The first time Skylar went away, she was about 4. And as soon as her dad’s car crested the driveway, I was in tears. I mean the ugly cry: face broke up, lip folded under, heaving, snot, the works. The child was only going for a weekend, but I’d never been apart from her so it was like a mini-eternity ‘til she was back underfoot.
I also remember when folks told me that one day, I’d be excited about her trips. I thought they were stone cold crazy and knowing me and my shotgun mouth, I probably told them so. Fast forward seven or eight years to 12:30 today, when Tween Miss Thing officially began her spring break. All next week, she’ll be off spending time with her grandmothers in Brooklyn and Philly, which means I’ll be by myself for seven days.
Won’t need a Kleenex this time. In fact, if you have a noisemaker handy, I’ll toot it for a sec. Spring break is a respite for kids and teachers but hells yeah moms can enjoy it, too.
I mean, it should go without saying, but then I guess it doesn’t, so I’ll make it Tiffany-crystal clear: I adore my daughter. Love the stuffing out of her. We’re actually pretty close, despite this funky attitude minefield and the typical tween-dom grapples with grades, boys, friends, and too much doggone talking in class.
Love her like I do as her mama, I need an opportunity to stare off into space and daydream for a few minutes without chastising myself for unconstructive use of time. It would be nice to get dressed in the morning without hollering at her for fooling around on her netbook instead of ironing her school uniform. And if, in the next seven days, I do not find myself picking up something off the floor that got dropped in a moment of 12-year-old carelessness or don’t have to rewash a dish that she did some half-arse job of scrubbing, I won’t be the least bit upset.
Because even though young Harris is my first priority and my ultimate joy in life, I’m still a human being who requires time to recharge, relax, and refuel my patience, my mental space for peace and calm, and my ability to think clearly so I can come up with good motherly wisdom, witty comebacks to snarky comments, and some new recipes for dinner.

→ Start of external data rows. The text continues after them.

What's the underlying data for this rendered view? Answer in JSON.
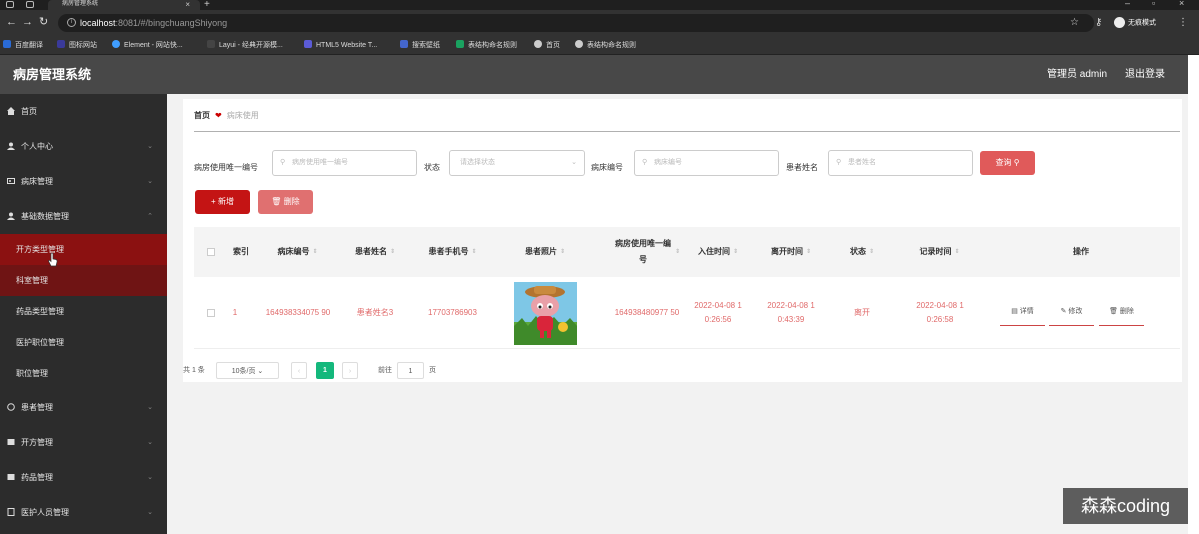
{
  "browser": {
    "tab_title": "病房管理系统",
    "url_host": "localhost",
    "url_path": ":8081/#/bingchuangShiyong",
    "profile_label": "无痕模式",
    "bookmarks": [
      "百度翻译",
      "图标网站",
      "Element - 网站快...",
      "Layui - 经典开源模...",
      "HTML5 Website T...",
      "搜索壁纸",
      "表结构命名规则",
      "首页",
      "表结构命名规则"
    ]
  },
  "header": {
    "title": "病房管理系统",
    "admin_label": "管理员 admin",
    "logout_label": "退出登录"
  },
  "sidebar": {
    "items": [
      {
        "label": "首页",
        "icon": "home-icon"
      },
      {
        "label": "个人中心",
        "icon": "user-icon"
      },
      {
        "label": "病床管理",
        "icon": "bed-icon"
      },
      {
        "label": "基础数据管理",
        "icon": "data-icon"
      }
    ],
    "sub_items": [
      "开方类型管理",
      "科室管理",
      "药品类型管理",
      "医护职位管理",
      "职位管理"
    ],
    "items_after": [
      {
        "label": "患者管理",
        "icon": "patient-icon"
      },
      {
        "label": "开方管理",
        "icon": "prescription-icon"
      },
      {
        "label": "药品管理",
        "icon": "drug-icon"
      },
      {
        "label": "医护人员管理",
        "icon": "staff-icon"
      }
    ]
  },
  "breadcrumb": {
    "home": "首页",
    "current": "病床使用"
  },
  "filters": {
    "f1_label": "病房使用唯一编号",
    "f1_placeholder": "病房使用唯一编号",
    "f2_label": "状态",
    "f2_placeholder": "请选择状态",
    "f3_label": "病床编号",
    "f3_placeholder": "病床编号",
    "f4_label": "患者姓名",
    "f4_placeholder": "患者姓名",
    "query_label": "查询"
  },
  "actions": {
    "add_label": "新增",
    "delete_label": "删除"
  },
  "table": {
    "columns": [
      "索引",
      "病床编号",
      "患者姓名",
      "患者手机号",
      "患者照片",
      "病房使用唯一编号",
      "入住时间",
      "离开时间",
      "状态",
      "记录时间",
      "操作"
    ],
    "rows": [
      {
        "index": "1",
        "bed_no": "164938334075 90",
        "patient_name": "患者姓名3",
        "phone": "17703786903",
        "usage_no": "164938480977 50",
        "checkin": "2022-04-08 1 0:26:56",
        "checkout": "2022-04-08 1 0:43:39",
        "status": "离开",
        "record_time": "2022-04-08 1 0:26:58",
        "op_detail": "详情",
        "op_edit": "修改",
        "op_delete": "删除"
      }
    ]
  },
  "pager": {
    "total": "共 1 条",
    "page_size": "10条/页",
    "current_page": "1",
    "goto_label": "前往",
    "goto_value": "1",
    "page_unit": "页"
  },
  "watermark": "森森coding",
  "colors": {
    "accent": "#c41414",
    "sidebar_bg": "#2c2c2c",
    "header_bg": "#484848",
    "active_page": "#14b87c"
  }
}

So while the girl is gone, I’ll be doing just that, trying to get that old thing back and remember what it was I used to do when I was just plain ol’ Janelle and not Skylar’s Mom, Mother Dear, or Mommmmyyyyyy. I vaguely remember going out with my homegirls without worrying about calling home to check on the child and parceling out my time around the even more demanding schedule of pick-up and drop-off times for said little person. I may find myself chastising my friends for not wearing a jacket on a chilly evening or wiping sauce off of their faces when we go out to eat, but I think by now they pretty much understand that once that maternal switch gets flipped on, it can’t be wrenched back off, even during spring break. I think I ...

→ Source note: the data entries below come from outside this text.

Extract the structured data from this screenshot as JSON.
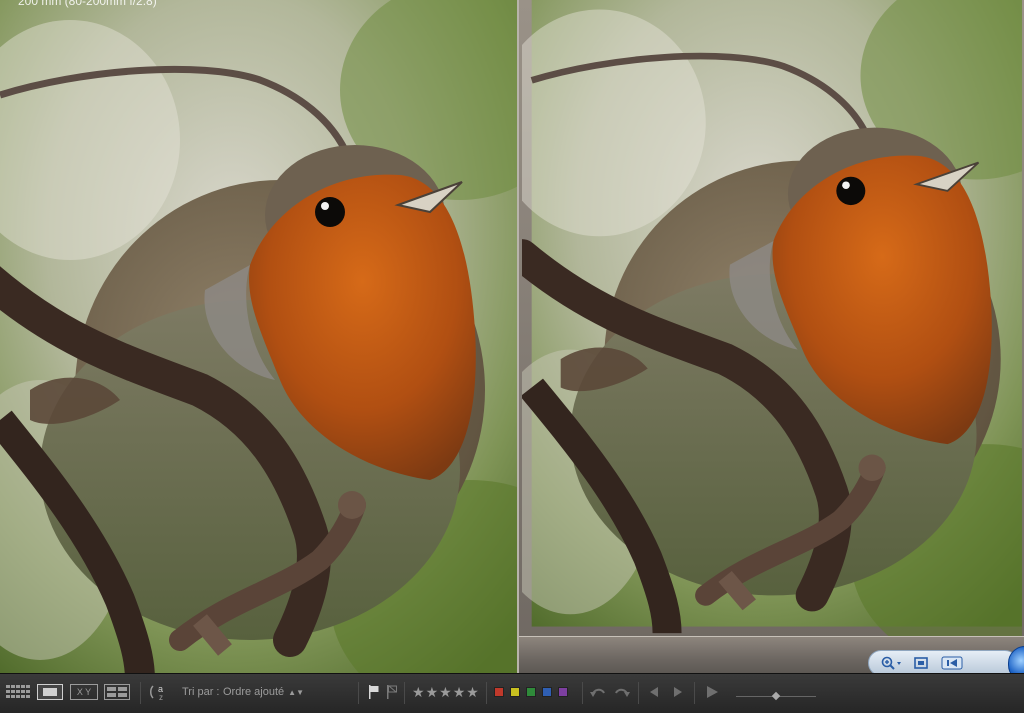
{
  "photo": {
    "exif_overlay": "200 mm (80-200mm f/2.8)"
  },
  "toolbar": {
    "sort_label": "Tri par :",
    "sort_value": "Ordre ajouté",
    "compare_label": "X Y",
    "stars": [
      "★",
      "★",
      "★",
      "★",
      "★"
    ],
    "color_labels": [
      "#c0392b",
      "#c8c020",
      "#2f8a3a",
      "#2f5fb3",
      "#7d3fa0"
    ]
  },
  "viewer": {
    "zoom_icon": "zoom-in-icon",
    "fit_icon": "fit-to-window-icon",
    "prev_icon": "previous-icon",
    "play_icon": "play-icon"
  }
}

Wait — did I mention she’ll be gone for seven days? Seven silence-filled, ain’t-nobody-asking-me-for-a-gosh-diddy-thing days?
Oh I did? Forgive me. Got excited all over again.
These few things will be certain: I am definitely getting a manicure and pedicure. I’ve been holding out because I feel guilty since finances around here aren’t flowing like either milk or honey and that kind of splurge is so far off of my radar. But hey, spring break only comes around once a year. And I think I’m going to revisit all the exhibits at the Smithsonian and National Geographic Museum that I get rushed through because I’m bombarded with a one-voice chorus of “Can we go now? Are you done yet? Mommy, you don’t have to read everything on every single wall ...”
So see ya on the other side of spring break and hopefully, we’ll be kinder, gentler, more fresh-faced grown-up people. Send me a postcard.
UPDATE: I dropped her off and starting missing her before I even got across state lines.
What did you do or what are you doing for spring break? Do you vacay with your kids or take a little “you” time?
Image via River Beach/Flickr